------ THE INPUT
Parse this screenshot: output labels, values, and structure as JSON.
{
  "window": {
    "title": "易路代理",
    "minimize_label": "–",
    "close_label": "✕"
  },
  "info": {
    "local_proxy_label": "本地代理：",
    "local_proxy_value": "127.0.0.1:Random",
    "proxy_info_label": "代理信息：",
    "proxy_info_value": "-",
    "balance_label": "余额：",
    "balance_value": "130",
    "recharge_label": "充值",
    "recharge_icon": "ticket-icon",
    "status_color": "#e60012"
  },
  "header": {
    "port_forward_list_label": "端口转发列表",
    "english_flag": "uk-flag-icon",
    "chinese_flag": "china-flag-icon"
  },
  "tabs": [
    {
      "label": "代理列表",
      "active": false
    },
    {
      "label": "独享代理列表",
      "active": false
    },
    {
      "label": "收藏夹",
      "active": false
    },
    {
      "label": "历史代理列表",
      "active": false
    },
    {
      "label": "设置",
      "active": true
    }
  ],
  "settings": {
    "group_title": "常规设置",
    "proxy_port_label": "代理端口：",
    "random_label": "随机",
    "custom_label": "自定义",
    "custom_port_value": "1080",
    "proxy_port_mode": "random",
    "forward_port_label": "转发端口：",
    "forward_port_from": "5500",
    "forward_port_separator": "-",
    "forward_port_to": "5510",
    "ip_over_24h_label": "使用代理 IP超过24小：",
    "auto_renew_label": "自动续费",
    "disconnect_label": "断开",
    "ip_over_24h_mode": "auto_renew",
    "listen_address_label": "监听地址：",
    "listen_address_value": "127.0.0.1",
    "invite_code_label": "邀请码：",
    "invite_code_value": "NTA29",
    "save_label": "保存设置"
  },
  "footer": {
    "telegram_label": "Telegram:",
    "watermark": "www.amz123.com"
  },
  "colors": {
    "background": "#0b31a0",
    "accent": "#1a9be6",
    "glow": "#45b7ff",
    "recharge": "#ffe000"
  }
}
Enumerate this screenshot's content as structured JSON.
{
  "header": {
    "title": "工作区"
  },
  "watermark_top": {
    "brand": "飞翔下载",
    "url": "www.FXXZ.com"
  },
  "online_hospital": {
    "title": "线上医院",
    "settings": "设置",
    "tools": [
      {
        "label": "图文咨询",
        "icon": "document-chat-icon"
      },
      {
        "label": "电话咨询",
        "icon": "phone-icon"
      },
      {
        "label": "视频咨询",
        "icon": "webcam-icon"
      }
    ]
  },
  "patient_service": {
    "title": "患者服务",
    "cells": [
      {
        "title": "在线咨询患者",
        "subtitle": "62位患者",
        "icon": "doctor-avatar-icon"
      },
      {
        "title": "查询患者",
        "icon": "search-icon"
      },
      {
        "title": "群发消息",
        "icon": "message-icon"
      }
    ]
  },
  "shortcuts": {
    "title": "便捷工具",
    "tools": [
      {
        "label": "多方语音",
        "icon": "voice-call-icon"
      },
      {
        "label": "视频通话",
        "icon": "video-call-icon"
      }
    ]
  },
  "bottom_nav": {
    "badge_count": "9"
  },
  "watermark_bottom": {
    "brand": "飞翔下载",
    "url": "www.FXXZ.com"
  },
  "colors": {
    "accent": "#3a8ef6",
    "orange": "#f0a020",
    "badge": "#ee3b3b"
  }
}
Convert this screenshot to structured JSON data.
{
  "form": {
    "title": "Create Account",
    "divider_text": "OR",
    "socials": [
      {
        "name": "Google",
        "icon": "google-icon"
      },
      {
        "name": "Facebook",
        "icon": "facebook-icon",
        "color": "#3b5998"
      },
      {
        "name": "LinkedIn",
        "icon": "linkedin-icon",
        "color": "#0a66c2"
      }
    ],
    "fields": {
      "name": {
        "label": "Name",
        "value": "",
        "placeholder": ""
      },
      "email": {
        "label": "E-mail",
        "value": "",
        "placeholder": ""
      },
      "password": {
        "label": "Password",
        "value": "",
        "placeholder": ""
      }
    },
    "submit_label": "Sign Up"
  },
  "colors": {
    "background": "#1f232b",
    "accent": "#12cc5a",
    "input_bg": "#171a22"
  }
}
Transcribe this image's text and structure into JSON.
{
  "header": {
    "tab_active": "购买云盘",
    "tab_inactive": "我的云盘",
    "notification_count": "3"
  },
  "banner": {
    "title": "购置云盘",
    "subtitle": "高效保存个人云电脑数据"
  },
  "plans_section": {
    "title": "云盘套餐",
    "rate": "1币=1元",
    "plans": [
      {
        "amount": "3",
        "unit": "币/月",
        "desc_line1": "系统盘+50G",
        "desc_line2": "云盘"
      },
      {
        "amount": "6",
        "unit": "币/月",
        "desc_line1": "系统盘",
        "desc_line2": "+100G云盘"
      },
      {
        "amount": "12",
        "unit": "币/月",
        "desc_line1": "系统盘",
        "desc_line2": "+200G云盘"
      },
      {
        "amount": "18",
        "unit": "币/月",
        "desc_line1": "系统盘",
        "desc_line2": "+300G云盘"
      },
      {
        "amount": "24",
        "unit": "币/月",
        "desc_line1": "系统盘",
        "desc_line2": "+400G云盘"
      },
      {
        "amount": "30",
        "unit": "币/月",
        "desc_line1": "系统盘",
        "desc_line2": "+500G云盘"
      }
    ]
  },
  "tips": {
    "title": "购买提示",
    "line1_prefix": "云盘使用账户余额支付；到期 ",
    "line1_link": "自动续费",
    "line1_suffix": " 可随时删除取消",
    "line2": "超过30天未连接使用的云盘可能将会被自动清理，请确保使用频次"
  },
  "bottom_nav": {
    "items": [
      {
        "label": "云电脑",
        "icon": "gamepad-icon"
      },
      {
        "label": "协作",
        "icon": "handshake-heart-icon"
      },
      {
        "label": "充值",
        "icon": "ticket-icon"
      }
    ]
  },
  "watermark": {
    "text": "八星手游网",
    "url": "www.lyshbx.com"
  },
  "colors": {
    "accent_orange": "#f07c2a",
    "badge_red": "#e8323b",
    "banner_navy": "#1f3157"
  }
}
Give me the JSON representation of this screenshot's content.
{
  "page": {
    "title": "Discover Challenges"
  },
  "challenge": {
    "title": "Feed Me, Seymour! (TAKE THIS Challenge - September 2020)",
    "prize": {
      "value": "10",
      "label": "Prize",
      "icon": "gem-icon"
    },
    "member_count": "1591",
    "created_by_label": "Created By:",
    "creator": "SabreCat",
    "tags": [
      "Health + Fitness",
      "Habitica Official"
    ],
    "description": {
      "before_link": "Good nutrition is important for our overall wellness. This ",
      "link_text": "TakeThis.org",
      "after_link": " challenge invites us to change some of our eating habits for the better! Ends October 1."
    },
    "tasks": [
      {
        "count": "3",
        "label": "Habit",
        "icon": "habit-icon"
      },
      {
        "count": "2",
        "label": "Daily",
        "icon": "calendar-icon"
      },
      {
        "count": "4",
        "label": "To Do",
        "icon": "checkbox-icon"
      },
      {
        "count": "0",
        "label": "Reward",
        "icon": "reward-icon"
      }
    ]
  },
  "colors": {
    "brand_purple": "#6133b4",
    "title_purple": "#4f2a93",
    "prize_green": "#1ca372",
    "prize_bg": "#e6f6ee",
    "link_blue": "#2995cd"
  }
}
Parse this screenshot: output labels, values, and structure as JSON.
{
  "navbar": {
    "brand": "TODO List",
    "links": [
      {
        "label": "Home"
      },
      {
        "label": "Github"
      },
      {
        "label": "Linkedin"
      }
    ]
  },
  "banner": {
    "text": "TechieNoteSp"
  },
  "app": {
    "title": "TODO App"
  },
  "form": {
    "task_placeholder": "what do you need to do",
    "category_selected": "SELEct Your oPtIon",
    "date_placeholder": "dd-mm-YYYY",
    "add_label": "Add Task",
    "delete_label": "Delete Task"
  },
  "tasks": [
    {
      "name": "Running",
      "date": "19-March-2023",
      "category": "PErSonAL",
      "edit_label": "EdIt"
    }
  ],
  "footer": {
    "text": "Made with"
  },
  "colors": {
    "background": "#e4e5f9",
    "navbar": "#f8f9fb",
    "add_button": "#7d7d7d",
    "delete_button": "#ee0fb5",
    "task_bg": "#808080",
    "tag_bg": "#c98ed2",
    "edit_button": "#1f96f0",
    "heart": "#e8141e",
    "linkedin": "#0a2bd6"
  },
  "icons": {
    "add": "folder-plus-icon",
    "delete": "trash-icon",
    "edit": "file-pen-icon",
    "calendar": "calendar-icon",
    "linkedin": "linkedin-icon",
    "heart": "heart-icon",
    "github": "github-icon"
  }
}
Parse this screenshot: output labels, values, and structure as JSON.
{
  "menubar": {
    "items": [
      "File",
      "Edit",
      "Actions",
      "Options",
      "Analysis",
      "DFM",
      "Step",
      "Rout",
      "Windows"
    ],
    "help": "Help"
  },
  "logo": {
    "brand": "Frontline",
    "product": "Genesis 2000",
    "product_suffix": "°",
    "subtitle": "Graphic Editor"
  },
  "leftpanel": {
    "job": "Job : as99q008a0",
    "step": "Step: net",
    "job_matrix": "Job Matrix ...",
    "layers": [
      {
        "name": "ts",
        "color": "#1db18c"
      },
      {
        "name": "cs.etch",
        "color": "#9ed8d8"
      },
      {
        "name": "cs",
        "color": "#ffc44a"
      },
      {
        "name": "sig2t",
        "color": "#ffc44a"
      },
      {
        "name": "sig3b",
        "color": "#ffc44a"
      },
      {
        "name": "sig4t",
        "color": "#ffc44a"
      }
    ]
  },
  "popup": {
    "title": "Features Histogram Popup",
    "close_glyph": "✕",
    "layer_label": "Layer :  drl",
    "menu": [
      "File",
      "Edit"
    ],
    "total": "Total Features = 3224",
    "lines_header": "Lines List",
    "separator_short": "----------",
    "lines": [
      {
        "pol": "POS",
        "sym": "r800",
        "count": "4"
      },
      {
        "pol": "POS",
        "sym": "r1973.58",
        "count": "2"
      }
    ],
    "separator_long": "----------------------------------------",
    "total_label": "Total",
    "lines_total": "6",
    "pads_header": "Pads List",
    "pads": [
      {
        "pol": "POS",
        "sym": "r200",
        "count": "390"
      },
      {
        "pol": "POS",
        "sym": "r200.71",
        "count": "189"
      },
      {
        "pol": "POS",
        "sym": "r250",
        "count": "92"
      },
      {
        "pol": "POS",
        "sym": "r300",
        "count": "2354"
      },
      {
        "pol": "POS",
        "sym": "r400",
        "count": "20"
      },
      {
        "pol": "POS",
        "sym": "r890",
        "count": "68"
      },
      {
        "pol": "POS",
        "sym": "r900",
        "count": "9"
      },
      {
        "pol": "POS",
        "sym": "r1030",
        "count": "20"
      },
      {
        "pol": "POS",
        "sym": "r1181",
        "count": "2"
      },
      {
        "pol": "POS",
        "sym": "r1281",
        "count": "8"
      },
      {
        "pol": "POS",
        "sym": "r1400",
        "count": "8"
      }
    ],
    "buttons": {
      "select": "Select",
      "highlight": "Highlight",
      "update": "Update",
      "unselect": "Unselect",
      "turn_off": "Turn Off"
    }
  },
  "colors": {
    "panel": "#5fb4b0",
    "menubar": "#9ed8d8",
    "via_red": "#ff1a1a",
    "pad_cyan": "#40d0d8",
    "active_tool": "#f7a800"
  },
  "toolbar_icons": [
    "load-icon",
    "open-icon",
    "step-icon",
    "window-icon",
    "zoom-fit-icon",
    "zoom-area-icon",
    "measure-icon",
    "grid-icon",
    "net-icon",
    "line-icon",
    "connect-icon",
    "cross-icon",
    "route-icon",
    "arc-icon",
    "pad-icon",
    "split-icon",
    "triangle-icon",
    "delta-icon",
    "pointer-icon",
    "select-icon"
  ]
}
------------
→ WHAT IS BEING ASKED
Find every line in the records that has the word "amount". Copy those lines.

→ SOLUTION TO THIS EXERCISE
        "amount": "3",
        "amount": "6",
        "amount": "12",
        "amount": "18",
        "amount": "24",
        "amount": "30",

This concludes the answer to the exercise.